The cookbook is a funny one lots of lovely pictures around Australia and it gives a good insight into Australian cooking which to be honest hasn’t always been as good as it is today! The baking recipes however are all amazing and this has become my favourite pie the pastry was lovely and crisp and perfectly balanced.

 My new favorite. If anyone would like a copy of the recipe I can photograph it to share in this post. 

Flat Bread Recipe

I started making our own flat breads a few years ago when we were working to get out of debt. I couldn’t believe I had wasted so many years buying packaged flatbreads when they are so easy to make. There a a few different variations you can do but this is a go to one. I also make it without the yeast with great success.

We usually eat them with curry or egg and bean dishes. They make for a very frugal and filling meal.

Easy Flat Bread Recipe

2/3 Cups of flour – I use plain but you could use your proffered flour of choice.
2 Teaspoons of yeast
1 Cup warm water (use milk as a variation)
2 tablespoons of Olive oil (or melted butter)
1 tsp sugar
pinch of salt

Plop flour in a bowl and make a well.
Add yeast and warm water
Mix and add olice oil, sugar and salt. Now knead until soft and leave for 10-20 minutes.
It doesn’t matter if it doesn’t rise or if you don’t have time to let it rise.
Once happy roll into medium sized balls. Roll the balls out individually and pop one in a lightly oiled fry pan.
Once lightly brown on one side flip over. You should see the bread puff up a bit.
When cooked both sides pop the bread on the plate and repeat. I don’t usually re oil the pan as I find they cook better without the oil.

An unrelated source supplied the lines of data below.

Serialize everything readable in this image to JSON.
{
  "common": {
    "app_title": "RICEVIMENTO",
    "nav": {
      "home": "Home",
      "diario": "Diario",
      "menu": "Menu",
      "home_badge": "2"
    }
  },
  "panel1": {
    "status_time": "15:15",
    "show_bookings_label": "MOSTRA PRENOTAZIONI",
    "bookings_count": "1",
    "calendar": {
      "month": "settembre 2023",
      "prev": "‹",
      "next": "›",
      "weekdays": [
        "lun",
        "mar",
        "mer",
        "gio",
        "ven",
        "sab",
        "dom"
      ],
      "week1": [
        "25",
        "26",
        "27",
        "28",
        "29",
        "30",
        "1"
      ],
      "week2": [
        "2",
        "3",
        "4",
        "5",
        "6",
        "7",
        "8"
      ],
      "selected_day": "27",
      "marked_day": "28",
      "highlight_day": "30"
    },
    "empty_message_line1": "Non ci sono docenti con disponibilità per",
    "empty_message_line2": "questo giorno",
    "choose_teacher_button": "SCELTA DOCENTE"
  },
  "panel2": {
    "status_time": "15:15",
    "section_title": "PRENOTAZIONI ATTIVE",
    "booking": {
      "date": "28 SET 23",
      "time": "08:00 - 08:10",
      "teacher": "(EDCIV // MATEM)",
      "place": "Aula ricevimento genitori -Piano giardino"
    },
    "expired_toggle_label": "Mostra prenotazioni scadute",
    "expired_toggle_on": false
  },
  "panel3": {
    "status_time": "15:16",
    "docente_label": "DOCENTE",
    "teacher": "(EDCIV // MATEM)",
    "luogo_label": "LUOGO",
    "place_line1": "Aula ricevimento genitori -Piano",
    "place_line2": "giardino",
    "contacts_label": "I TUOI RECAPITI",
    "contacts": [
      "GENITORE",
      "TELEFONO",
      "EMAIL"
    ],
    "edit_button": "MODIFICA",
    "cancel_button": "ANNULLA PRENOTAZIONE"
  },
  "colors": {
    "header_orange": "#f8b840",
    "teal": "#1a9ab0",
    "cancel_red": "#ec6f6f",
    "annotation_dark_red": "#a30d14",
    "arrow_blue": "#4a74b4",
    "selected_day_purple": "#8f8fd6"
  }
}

Happy Cooking!

Sitting back 

This week I’ve been sitting back and watching the children learn. It’s hard to sit back and trust they are learning but I’m so glad I did as I’ve noticed things I might not have had I not been paying attention. 

Little Liss HGF has been sounding letters and can connect three letter words now. This is something she’d struggled with and was often frustrated by so I hadn’t pushed it but she’s been asking to practice and it was great to see it click for her.  

There’s been lots of different learning this week which I’ll share below for our records. I don’t take photos of everything but I’m trying to have a good record for inspection time when we register. 

Her playdough and modelling work has really started to take form. We’ve been using lots of different types of modelling materials, poluclay, red clay, playdough, and a corn flour/conditioner experiment 

Collecting rose hips for a natural dye experiment on handspun yarn

She has a natural interest in sewing so has been practicing by sewing rose petals for fairy blankets eventually she wants to make clothes for her dolls. 

We’ve also been getting out in the garden whenever the weather is good and choosing produce for dinner.